Ukraine's Poroshenko Hails End of Political Crisis

Ukraine's President Petro Poroshenko speaks during a news conference at the Japan National Press Club in Tokyo April 6, 2016. Thomas Peter/Reuters

Ukraine's President Petro Poroshenko has announced the deadlock between parliament and his country's government is over, with the appointment of the new prime minister.

His former ally Arseniy Yatsenyuk officially resigned last week, after months of pressure both from Poroshenko, the opposition and the Ukrainian public. Poroshenko issued a thinly veiled request for Yatsenyuk to resign, calling for "a full reboot" of government in February. A parliamentary vote of no-confidence the same day failed to oust Yatsenyuk and all coalition partners except Poroshenko's party and Yatsenyuk's People's Front, withdrew their support.

Last week parliamentary speaker Volodymyr Groysman was appointed to succeed Yatsenyuk, following a close parliamentary vote.

Poroshenko addressed National Reform Council, the body formed by the him to oversee pro-European reforms, which comprises the cabinet, the speaker and finance officials, on Wednesday.
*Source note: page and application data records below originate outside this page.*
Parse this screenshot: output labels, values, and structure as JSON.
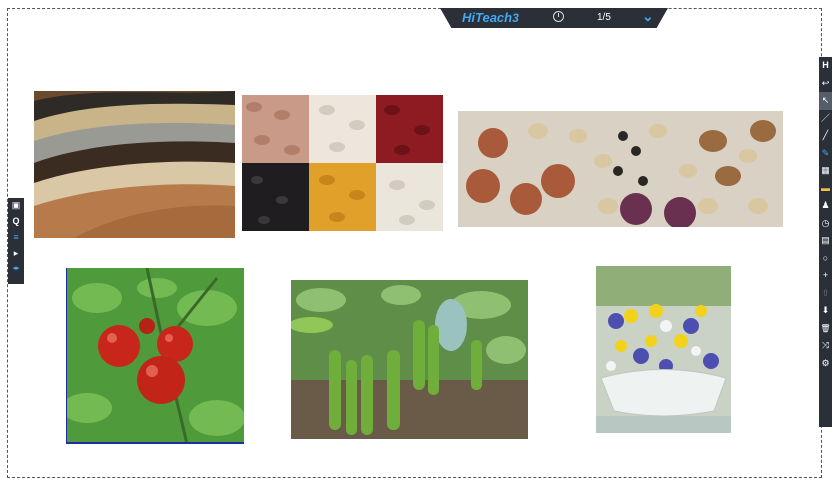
{
  "app": {
    "brand": "HiTeach",
    "brand_version": "3",
    "page_indicator": "1/5",
    "accent_color": "#3fa9f5",
    "bar_color": "#2b3038"
  },
  "left_toolbar": {
    "items": [
      {
        "name": "image-icon",
        "glyph": "▣"
      },
      {
        "name": "quiz-icon",
        "glyph": "Q"
      },
      {
        "name": "menu-icon",
        "glyph": "≡"
      },
      {
        "name": "play-icon",
        "glyph": "▸"
      },
      {
        "name": "arrows-icon",
        "glyph": "◂▸"
      }
    ]
  },
  "right_toolbar": {
    "title": "H",
    "items": [
      {
        "name": "undo-icon",
        "glyph": "↩"
      },
      {
        "name": "pointer-icon",
        "glyph": "↖"
      },
      {
        "name": "pen-icon",
        "glyph": "／"
      },
      {
        "name": "marker-icon",
        "glyph": "╱"
      },
      {
        "name": "highlighter-icon",
        "glyph": "✎"
      },
      {
        "name": "grid-icon",
        "glyph": "▦"
      },
      {
        "name": "eraser-icon",
        "glyph": "▬"
      },
      {
        "name": "group-icon",
        "glyph": "♟"
      },
      {
        "name": "timer-icon",
        "glyph": "◷"
      },
      {
        "name": "chart-icon",
        "glyph": "▤"
      },
      {
        "name": "zoom-icon",
        "glyph": "○"
      },
      {
        "name": "add-icon",
        "glyph": "+"
      },
      {
        "name": "upload-icon",
        "glyph": "⇧"
      },
      {
        "name": "download-icon",
        "glyph": "⬇"
      },
      {
        "name": "trash-icon",
        "glyph": "🗑"
      },
      {
        "name": "random-icon",
        "glyph": "⤨"
      },
      {
        "name": "settings-icon",
        "glyph": "⚙"
      }
    ]
  },
  "images": [
    {
      "id": "img1",
      "subject": "seed-layers"
    },
    {
      "id": "img2",
      "subject": "beans-grid"
    },
    {
      "id": "img3",
      "subject": "bulbs"
    },
    {
      "id": "img4",
      "subject": "tomatoes"
    },
    {
      "id": "img5",
      "subject": "broad-beans"
    },
    {
      "id": "img6",
      "subject": "flower-pot"
    }
  ]
}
The Ukrainian leader told ministers that the sheer fact they were meeting showed that the political crisis that caused the slow collapse of the previous government was over.

Poroshenko hailed the meeting as a "historical event" news site Ukrainskaya Pravda reports, urging ministers to show professional and political responsibility in government.

Groysman leads a charge of members from Poroshenko's Bloc Petro Poroshenko party to strengthen the party's presence in cabinet. The current coalition government is made up entirely of two parties—Bloc Petro Poroshenko and People's Front.

Key figures such as Interior Minister Arsen Avakov, Foreign Minister Pavlo Klimkin and Minister of Defence Stepan Poltorak have retained their jobs, while the country is still without a Health Minister.

Unlike the previous government, Groysman's cabinet has no ministers from Fatherland, Oleh Lyashko's Radical Party and Self-Reliance, all of whom withdrew from government months ago. This theoretically means the coalition is less fractious, but questions remain how effective the new government will be in combatting the endemic corruption in Ukraine. An issue which, according to recent polls, has come to be perceived by Ukrainians as a problem as serious as the war against pro-Russian separatists in the east.